Website and app data records:
=-=-=
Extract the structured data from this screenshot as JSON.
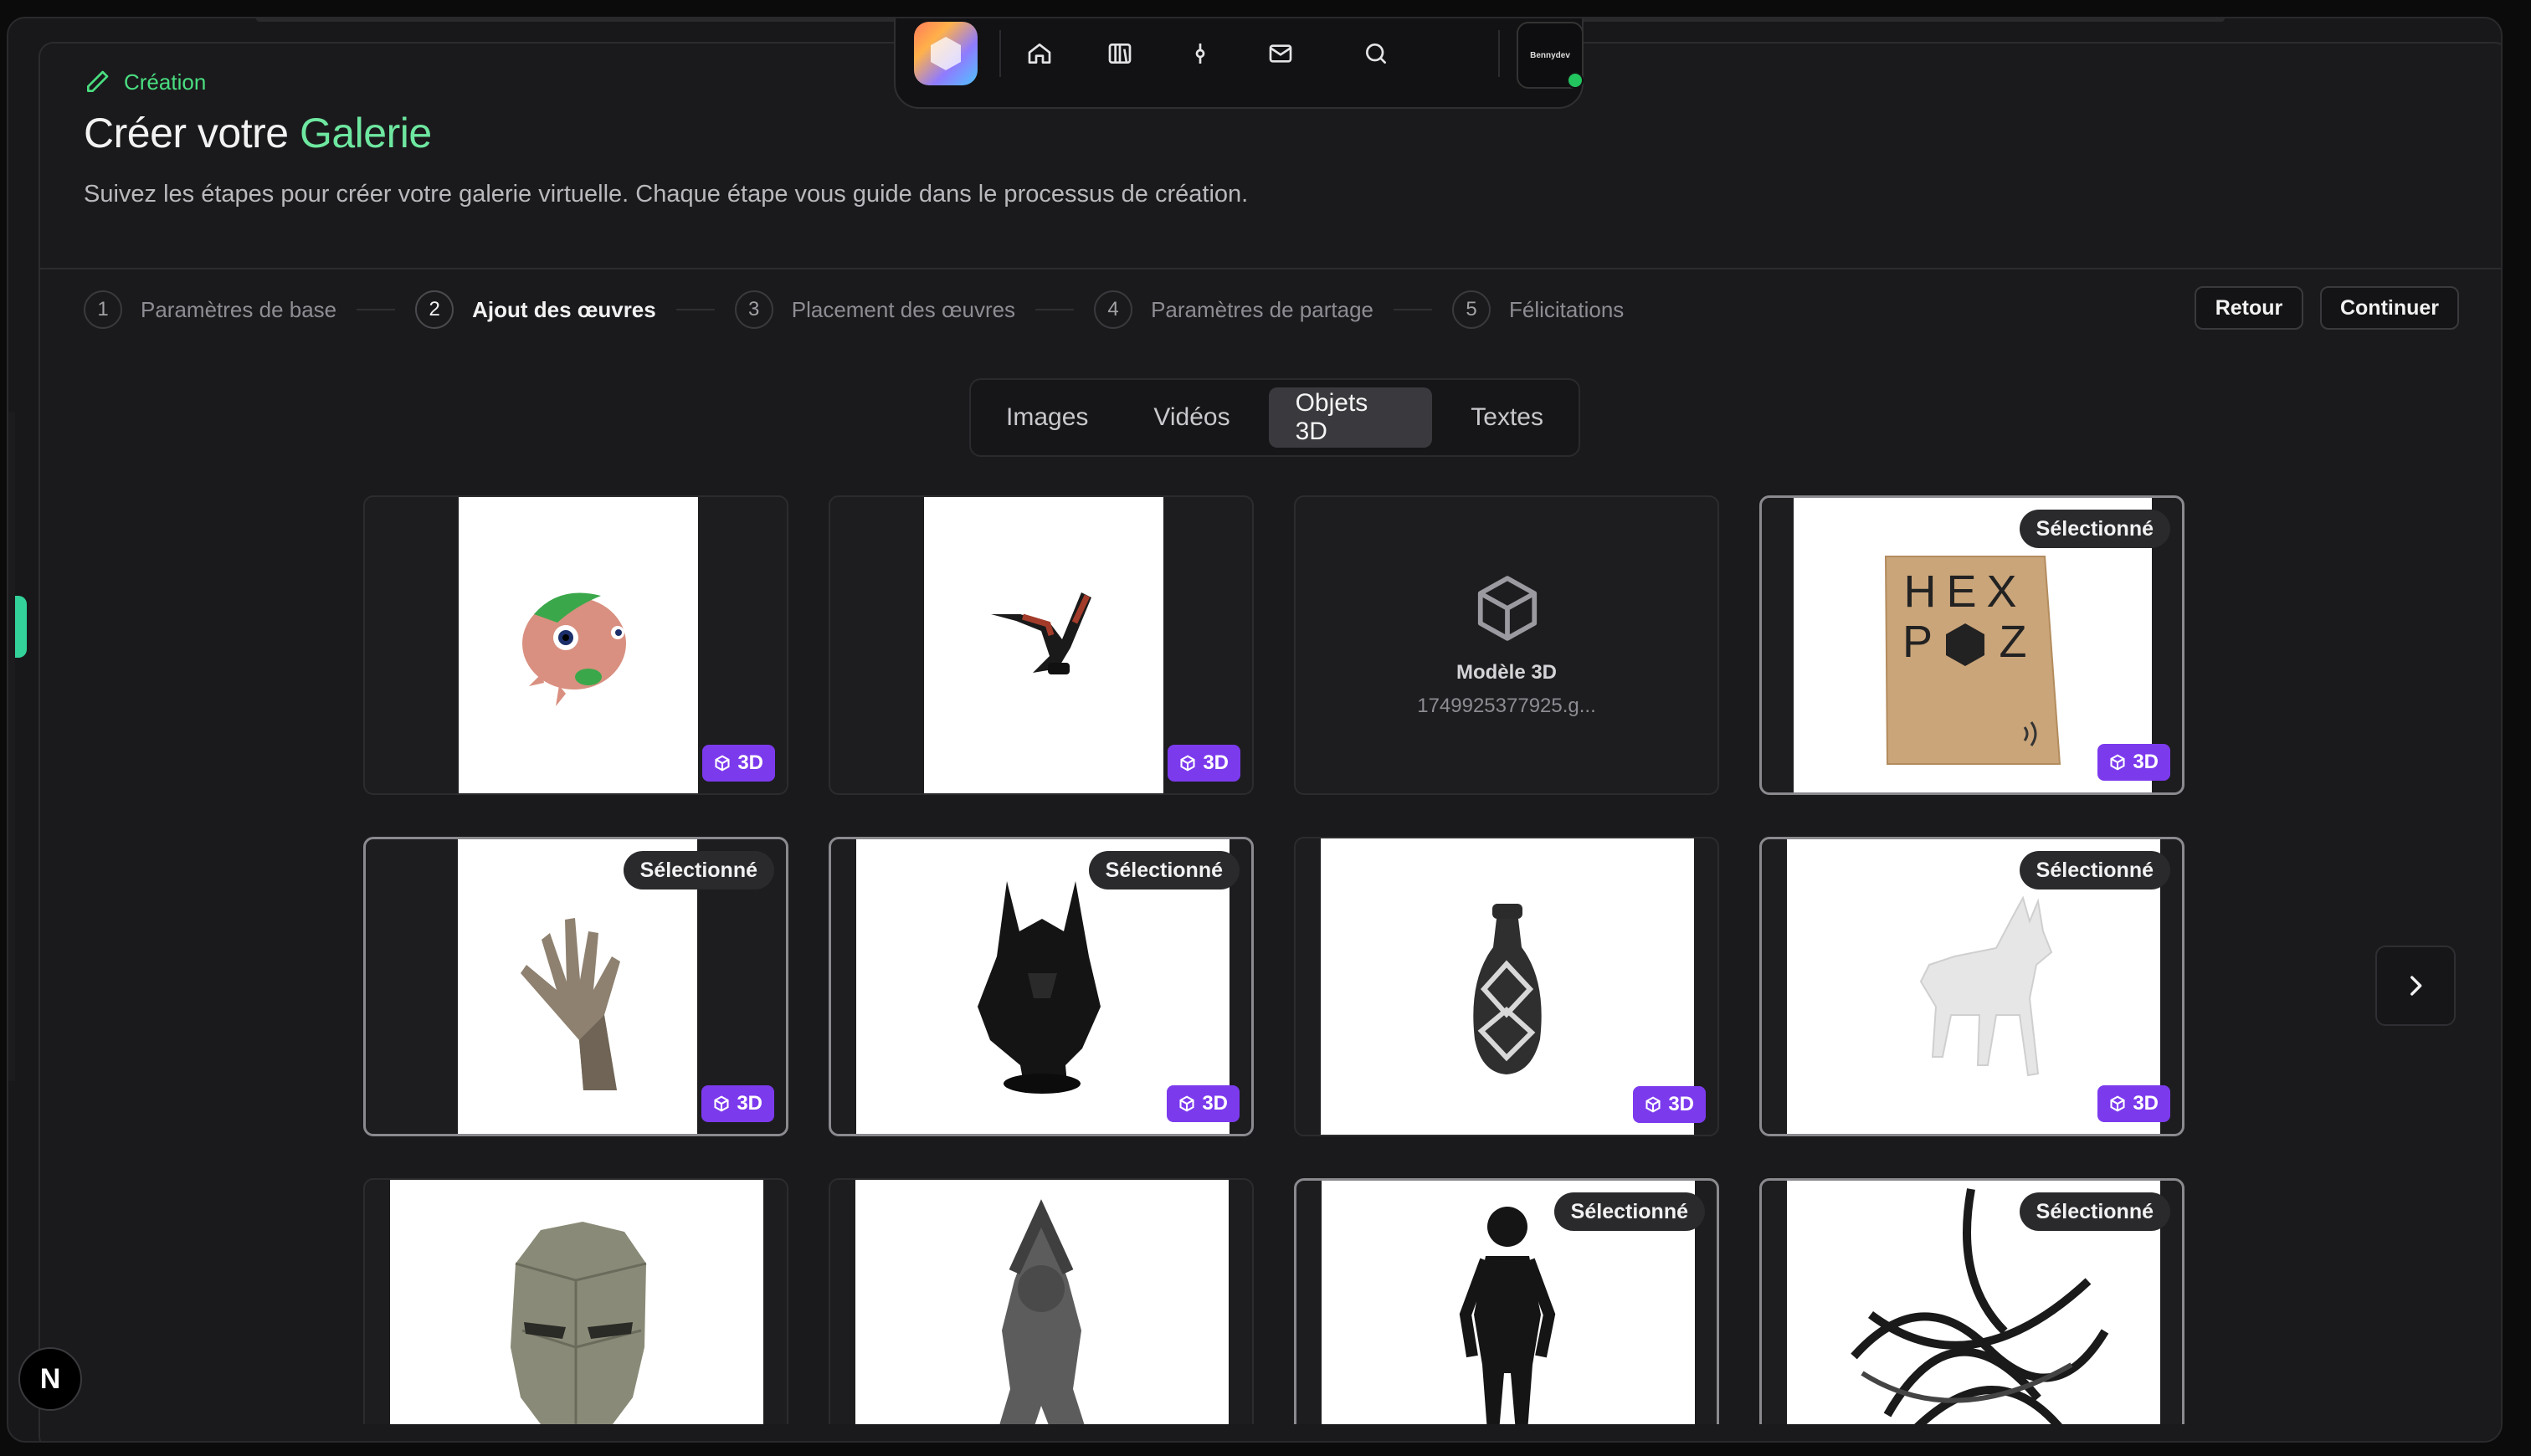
{
  "header": {
    "breadcrumb": "Création",
    "title_prefix": "Créer votre ",
    "title_accent": "Galerie",
    "description": "Suivez les étapes pour créer votre galerie virtuelle. Chaque étape vous guide dans le processus de création."
  },
  "nav": {
    "avatar_label": "Bennydev",
    "icons": [
      "home-icon",
      "library-icon",
      "commit-icon",
      "mail-icon",
      "search-icon"
    ]
  },
  "steps": [
    {
      "num": "1",
      "label": "Paramètres de base"
    },
    {
      "num": "2",
      "label": "Ajout des œuvres",
      "active": true
    },
    {
      "num": "3",
      "label": "Placement des œuvres"
    },
    {
      "num": "4",
      "label": "Paramètres de partage"
    },
    {
      "num": "5",
      "label": "Félicitations"
    }
  ],
  "actions": {
    "back": "Retour",
    "continue": "Continuer"
  },
  "tabs": [
    "Images",
    "Vidéos",
    "Objets 3D",
    "Textes"
  ],
  "active_tab": "Objets 3D",
  "labels": {
    "badge_3d": "3D",
    "selected": "Sélectionné"
  },
  "placeholder": {
    "title": "Modèle 3D",
    "file": "1749925377925.g..."
  },
  "items": [
    {
      "subject": "pink creature figure",
      "selected": false
    },
    {
      "subject": "robotic arm",
      "selected": false
    },
    {
      "subject": "placeholder",
      "selected": false
    },
    {
      "subject": "HEX POZ wooden sign",
      "selected": true
    },
    {
      "subject": "stone hand",
      "selected": true
    },
    {
      "subject": "dark helmet bust",
      "selected": true
    },
    {
      "subject": "patterned vase",
      "selected": false
    },
    {
      "subject": "white dog statue",
      "selected": true
    },
    {
      "subject": "low poly mask",
      "selected": false
    },
    {
      "subject": "gorilla statue",
      "selected": false
    },
    {
      "subject": "wireframe figure",
      "selected": true
    },
    {
      "subject": "tangled sculpture",
      "selected": true
    }
  ],
  "hexpoz": {
    "line1": "HEX",
    "line2_left": "P",
    "line2_right": "Z"
  },
  "next_logo": "N",
  "colors": {
    "accent_green": "#4ade80",
    "badge_purple": "#7c3aed",
    "background": "#1a1a1c"
  }
}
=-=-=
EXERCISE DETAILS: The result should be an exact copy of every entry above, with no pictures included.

SOLUTION FOR THIS PROBLEM:
Extract the structured data from this screenshot as JSON.
{
  "header": {
    "breadcrumb": "Création",
    "title_prefix": "Créer votre ",
    "title_accent": "Galerie",
    "description": "Suivez les étapes pour créer votre galerie virtuelle. Chaque étape vous guide dans le processus de création."
  },
  "nav": {
    "avatar_label": "Bennydev",
    "icons": [
      "home-icon",
      "library-icon",
      "commit-icon",
      "mail-icon",
      "search-icon"
    ]
  },
  "steps": [
    {
      "num": "1",
      "label": "Paramètres de base"
    },
    {
      "num": "2",
      "label": "Ajout des œuvres",
      "active": true
    },
    {
      "num": "3",
      "label": "Placement des œuvres"
    },
    {
      "num": "4",
      "label": "Paramètres de partage"
    },
    {
      "num": "5",
      "label": "Félicitations"
    }
  ],
  "actions": {
    "back": "Retour",
    "continue": "Continuer"
  },
  "tabs": [
    "Images",
    "Vidéos",
    "Objets 3D",
    "Textes"
  ],
  "active_tab": "Objets 3D",
  "labels": {
    "badge_3d": "3D",
    "selected": "Sélectionné"
  },
  "placeholder": {
    "title": "Modèle 3D",
    "file": "1749925377925.g..."
  },
  "items": [
    {
      "subject": "pink creature figure",
      "selected": false
    },
    {
      "subject": "robotic arm",
      "selected": false
    },
    {
      "subject": "placeholder",
      "selected": false
    },
    {
      "subject": "HEX POZ wooden sign",
      "selected": true
    },
    {
      "subject": "stone hand",
      "selected": true
    },
    {
      "subject": "dark helmet bust",
      "selected": true
    },
    {
      "subject": "patterned vase",
      "selected": false
    },
    {
      "subject": "white dog statue",
      "selected": true
    },
    {
      "subject": "low poly mask",
      "selected": false
    },
    {
      "subject": "gorilla statue",
      "selected": false
    },
    {
      "subject": "wireframe figure",
      "selected": true
    },
    {
      "subject": "tangled sculpture",
      "selected": true
    }
  ],
  "hexpoz": {
    "line1": "HEX",
    "line2_left": "P",
    "line2_right": "Z"
  },
  "next_logo": "N",
  "colors": {
    "accent_green": "#4ade80",
    "badge_purple": "#7c3aed",
    "background": "#1a1a1c"
  }
}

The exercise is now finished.